DESCRIPTION OF THE TASK -> Copy the result of filtering the entries below for lines that include the string "dartz".

[Start of Attachment]

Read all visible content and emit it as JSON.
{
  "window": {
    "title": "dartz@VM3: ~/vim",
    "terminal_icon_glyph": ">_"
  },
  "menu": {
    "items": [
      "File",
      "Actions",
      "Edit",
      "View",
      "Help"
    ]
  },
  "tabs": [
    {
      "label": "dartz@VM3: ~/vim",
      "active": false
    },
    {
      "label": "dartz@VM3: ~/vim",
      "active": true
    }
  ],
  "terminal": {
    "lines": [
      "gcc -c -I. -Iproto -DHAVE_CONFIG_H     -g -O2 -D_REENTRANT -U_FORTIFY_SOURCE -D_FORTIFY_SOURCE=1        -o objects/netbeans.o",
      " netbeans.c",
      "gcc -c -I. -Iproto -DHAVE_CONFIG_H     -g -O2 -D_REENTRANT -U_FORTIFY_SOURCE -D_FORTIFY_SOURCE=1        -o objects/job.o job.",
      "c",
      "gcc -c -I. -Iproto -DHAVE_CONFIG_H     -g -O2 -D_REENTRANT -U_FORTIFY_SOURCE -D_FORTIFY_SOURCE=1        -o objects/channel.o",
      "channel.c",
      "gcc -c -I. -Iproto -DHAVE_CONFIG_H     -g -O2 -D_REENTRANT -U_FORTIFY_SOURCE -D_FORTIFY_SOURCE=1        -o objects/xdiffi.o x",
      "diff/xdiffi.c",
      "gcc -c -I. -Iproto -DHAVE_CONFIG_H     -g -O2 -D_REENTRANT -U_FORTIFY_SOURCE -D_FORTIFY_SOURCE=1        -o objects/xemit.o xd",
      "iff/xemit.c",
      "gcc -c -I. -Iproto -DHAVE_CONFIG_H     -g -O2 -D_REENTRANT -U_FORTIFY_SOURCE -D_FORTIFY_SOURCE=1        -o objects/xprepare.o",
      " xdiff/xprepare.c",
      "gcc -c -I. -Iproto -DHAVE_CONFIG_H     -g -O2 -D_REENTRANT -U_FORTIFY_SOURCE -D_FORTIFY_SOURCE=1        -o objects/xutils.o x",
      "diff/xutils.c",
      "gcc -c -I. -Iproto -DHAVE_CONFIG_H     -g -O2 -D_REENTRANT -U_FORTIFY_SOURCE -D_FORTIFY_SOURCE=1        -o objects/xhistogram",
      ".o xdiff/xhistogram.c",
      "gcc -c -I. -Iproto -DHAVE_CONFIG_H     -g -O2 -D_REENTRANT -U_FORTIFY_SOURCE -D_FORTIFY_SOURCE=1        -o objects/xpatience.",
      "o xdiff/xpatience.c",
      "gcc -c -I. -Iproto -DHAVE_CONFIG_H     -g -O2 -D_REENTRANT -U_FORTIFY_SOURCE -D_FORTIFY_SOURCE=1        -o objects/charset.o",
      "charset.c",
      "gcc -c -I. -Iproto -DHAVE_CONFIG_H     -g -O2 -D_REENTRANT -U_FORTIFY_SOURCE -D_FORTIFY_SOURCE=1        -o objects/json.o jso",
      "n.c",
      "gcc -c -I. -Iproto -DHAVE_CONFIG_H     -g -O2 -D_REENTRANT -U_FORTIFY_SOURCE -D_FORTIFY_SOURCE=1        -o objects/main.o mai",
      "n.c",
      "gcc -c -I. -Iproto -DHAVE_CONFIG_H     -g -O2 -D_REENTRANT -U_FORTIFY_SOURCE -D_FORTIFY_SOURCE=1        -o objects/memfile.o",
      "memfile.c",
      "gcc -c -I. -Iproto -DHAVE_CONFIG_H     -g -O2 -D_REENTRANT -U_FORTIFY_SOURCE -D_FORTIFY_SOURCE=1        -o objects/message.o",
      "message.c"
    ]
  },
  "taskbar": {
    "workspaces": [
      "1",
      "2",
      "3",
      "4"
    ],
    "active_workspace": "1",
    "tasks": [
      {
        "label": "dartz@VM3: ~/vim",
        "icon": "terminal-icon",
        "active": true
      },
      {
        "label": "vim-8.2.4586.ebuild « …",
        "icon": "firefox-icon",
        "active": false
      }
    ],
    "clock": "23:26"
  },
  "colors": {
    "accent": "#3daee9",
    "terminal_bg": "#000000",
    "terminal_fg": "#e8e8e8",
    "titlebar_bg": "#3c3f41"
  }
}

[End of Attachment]

RESPONSE TO THE EXERCISE ->
    "title": "dartz@VM3: ~/vim",
      "label": "dartz@VM3: ~/vim",
      "label": "dartz@VM3: ~/vim",
        "label": "dartz@VM3: ~/vim",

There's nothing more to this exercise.